Advanced Methods to Identify Pavement Delamination (R06D)
Delamination between asphalt layers can contribute to several types of pavement surface distresses, such as cracking in the wheel paths and tearing in the surface, which are detrimental to the longevity of pavement performance. Delamination is primarily due to layer debonding or stripping that cannot be detected by visual inspection, particularly in the early stages of the problem. Manual destructive methods for evaluating the pavement structure for severity and extent of discontinuities can be time consuming and expensive. Agencies need a method of detecting the location and severity of delamination before the pavement deficiency causes visible pavement distress.
Developed through the second Strategic Highway Research Program (SHRP2), three new technologies make advances in the detection of subsurface discontinuity of asphalt pavement. Ground‐penetrating radar (GPR) uses a lane‐width multi‐antenna array with a frequency sweep that can be operated at speeds up to 40 miles per hour. Multiple pairs of hardware reduce the number of passes required to cover the lane width. GPR also has an automated test frequency (every six inches) that accelerates the ability to acquire data. The impact echo (IE), combined with seismic analysis of surface waves (SASW) system completes data collection in less than 1 percent of the time required by manual point testing. The software uses real‐time display to monitor the quality of the data collection. The IE software can provide immediate results in identifying suspect pavement variations, which significantly reduces the time and safety issues associated with current manual testing of a surveyed grid within a lane closure.
Who can use these tools?
Highway agencies might consider the use of GPR and IE/SASW, or both, for identifying project-level pavement delamination and debonding. While these technologies are currently available, highway agencies play a vital role in further developing them into readily implementable products. Proof of concept pilot projects are needed to not only validate the results, but also to encourage equipment manufacturers to advance the technology, hardware, and data analysis software; the ultimate goal being real-time reliable results that would be valuable not only for project-level quality control and forensics, but also network-level pavement assessment.

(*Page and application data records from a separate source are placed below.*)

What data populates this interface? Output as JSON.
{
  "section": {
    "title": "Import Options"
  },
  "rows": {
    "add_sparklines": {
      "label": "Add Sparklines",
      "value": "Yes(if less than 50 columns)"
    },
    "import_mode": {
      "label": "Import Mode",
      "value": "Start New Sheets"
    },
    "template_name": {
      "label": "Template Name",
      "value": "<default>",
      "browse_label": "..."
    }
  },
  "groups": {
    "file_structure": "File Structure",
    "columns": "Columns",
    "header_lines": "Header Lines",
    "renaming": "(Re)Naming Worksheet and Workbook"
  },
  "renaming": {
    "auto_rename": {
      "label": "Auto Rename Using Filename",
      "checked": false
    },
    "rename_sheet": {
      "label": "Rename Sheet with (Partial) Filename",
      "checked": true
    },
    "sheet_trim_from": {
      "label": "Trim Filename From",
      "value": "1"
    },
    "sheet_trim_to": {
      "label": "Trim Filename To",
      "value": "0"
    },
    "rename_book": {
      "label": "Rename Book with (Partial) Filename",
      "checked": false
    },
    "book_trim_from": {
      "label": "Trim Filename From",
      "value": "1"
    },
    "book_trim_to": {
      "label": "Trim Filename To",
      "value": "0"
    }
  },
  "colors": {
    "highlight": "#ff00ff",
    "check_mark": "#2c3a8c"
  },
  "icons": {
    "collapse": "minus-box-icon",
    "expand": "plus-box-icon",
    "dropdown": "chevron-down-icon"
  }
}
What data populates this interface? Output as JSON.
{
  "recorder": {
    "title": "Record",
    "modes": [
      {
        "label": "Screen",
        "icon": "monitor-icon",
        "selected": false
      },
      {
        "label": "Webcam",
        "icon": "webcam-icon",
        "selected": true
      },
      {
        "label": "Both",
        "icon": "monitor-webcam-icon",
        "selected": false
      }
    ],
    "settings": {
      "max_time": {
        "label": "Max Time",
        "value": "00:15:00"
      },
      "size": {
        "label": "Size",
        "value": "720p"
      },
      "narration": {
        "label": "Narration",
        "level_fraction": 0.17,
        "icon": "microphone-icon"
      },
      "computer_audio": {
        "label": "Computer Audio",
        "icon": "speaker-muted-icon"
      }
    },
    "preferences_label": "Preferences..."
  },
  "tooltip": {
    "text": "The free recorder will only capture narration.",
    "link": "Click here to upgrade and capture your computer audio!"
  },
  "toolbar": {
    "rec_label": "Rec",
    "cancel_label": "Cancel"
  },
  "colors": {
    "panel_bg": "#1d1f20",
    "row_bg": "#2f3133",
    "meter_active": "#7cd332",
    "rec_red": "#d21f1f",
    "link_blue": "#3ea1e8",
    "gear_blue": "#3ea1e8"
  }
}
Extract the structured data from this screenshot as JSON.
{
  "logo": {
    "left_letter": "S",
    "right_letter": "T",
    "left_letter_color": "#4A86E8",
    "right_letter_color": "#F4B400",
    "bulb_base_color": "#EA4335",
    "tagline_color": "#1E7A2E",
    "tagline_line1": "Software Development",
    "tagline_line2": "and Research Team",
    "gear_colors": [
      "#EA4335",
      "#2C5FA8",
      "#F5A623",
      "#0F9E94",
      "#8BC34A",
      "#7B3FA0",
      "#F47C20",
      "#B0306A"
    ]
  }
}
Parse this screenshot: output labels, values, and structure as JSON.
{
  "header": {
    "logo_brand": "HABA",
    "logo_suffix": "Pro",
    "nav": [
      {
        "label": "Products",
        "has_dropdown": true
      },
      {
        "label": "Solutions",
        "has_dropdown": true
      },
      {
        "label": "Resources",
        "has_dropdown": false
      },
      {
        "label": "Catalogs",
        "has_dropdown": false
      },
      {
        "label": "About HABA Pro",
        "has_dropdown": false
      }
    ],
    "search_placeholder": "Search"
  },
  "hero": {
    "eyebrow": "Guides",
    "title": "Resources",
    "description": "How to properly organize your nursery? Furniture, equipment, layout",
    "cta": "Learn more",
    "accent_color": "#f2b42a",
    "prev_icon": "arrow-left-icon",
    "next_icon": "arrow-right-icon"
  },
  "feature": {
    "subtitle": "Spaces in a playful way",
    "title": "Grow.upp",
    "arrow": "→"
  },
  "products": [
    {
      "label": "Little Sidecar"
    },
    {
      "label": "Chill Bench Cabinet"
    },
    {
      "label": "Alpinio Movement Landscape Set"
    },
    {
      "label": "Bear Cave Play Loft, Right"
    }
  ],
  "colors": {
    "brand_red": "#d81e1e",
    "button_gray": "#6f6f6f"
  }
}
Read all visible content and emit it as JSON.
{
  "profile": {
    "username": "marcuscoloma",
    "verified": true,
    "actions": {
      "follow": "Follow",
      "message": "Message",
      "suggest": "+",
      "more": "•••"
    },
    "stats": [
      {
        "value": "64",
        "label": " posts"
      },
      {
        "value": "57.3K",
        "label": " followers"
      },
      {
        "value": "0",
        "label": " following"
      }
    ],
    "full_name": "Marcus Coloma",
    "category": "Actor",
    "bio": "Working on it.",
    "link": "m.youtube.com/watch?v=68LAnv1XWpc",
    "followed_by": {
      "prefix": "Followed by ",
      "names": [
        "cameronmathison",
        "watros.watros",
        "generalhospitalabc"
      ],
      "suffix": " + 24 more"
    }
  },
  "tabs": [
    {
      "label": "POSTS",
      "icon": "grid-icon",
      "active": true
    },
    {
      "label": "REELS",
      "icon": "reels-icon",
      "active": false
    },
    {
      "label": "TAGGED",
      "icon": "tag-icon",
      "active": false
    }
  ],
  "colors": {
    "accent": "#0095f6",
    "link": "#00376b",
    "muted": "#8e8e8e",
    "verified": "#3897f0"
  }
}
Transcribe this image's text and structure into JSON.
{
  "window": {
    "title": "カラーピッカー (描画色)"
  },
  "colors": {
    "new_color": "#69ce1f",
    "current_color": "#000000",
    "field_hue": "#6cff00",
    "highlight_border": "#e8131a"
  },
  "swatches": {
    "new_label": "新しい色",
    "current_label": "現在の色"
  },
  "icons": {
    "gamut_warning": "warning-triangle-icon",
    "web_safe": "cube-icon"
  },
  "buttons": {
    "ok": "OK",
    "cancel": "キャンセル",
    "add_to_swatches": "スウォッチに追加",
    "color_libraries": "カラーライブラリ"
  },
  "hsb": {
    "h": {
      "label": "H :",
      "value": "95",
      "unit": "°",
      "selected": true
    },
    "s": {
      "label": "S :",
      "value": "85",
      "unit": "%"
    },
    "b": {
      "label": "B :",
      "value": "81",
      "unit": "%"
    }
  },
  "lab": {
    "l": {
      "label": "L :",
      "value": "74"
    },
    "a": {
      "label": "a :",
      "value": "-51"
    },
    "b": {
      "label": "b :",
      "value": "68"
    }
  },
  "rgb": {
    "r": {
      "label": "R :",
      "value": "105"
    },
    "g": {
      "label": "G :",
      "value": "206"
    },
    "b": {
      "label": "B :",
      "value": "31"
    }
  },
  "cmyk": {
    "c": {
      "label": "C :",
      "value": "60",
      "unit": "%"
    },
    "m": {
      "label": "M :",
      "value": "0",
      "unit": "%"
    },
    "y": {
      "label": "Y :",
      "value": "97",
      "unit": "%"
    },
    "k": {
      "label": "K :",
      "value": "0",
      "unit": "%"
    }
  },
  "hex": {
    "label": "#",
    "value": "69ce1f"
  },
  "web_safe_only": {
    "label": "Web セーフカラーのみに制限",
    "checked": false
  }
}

GPR and IE/SASW can be valuable project-level tools used independently or in a series to assist the engineer in identifying pavement discontinuity. Enhanced GPR technology is a significant step forward. This technology, which comes with a lane‐width, multi‐antenna array to provide an accurate full‐lane measurement, is an improvement over the current one‐ and two‐antenna systems, which need several passes across a lane to obtain a complete measurement. This translates into time savings and improved safety. The improved technology allows the engineer or technician to narrow the manual analysis to identified locations where the GPR signal changed—isolating the depth of discontinuity, identifying variations in the pavement, and providing a relative degree of severity. As the NDT industry continues to improve both hardware and software, these NDT tools should become more effective tools for pavement evaluation. Presently none of the NDT technologies can conclusively distinguish between types of pavement discontinuities or why the change occurred. Coring will still be required to confirm the nature of the discontinuity.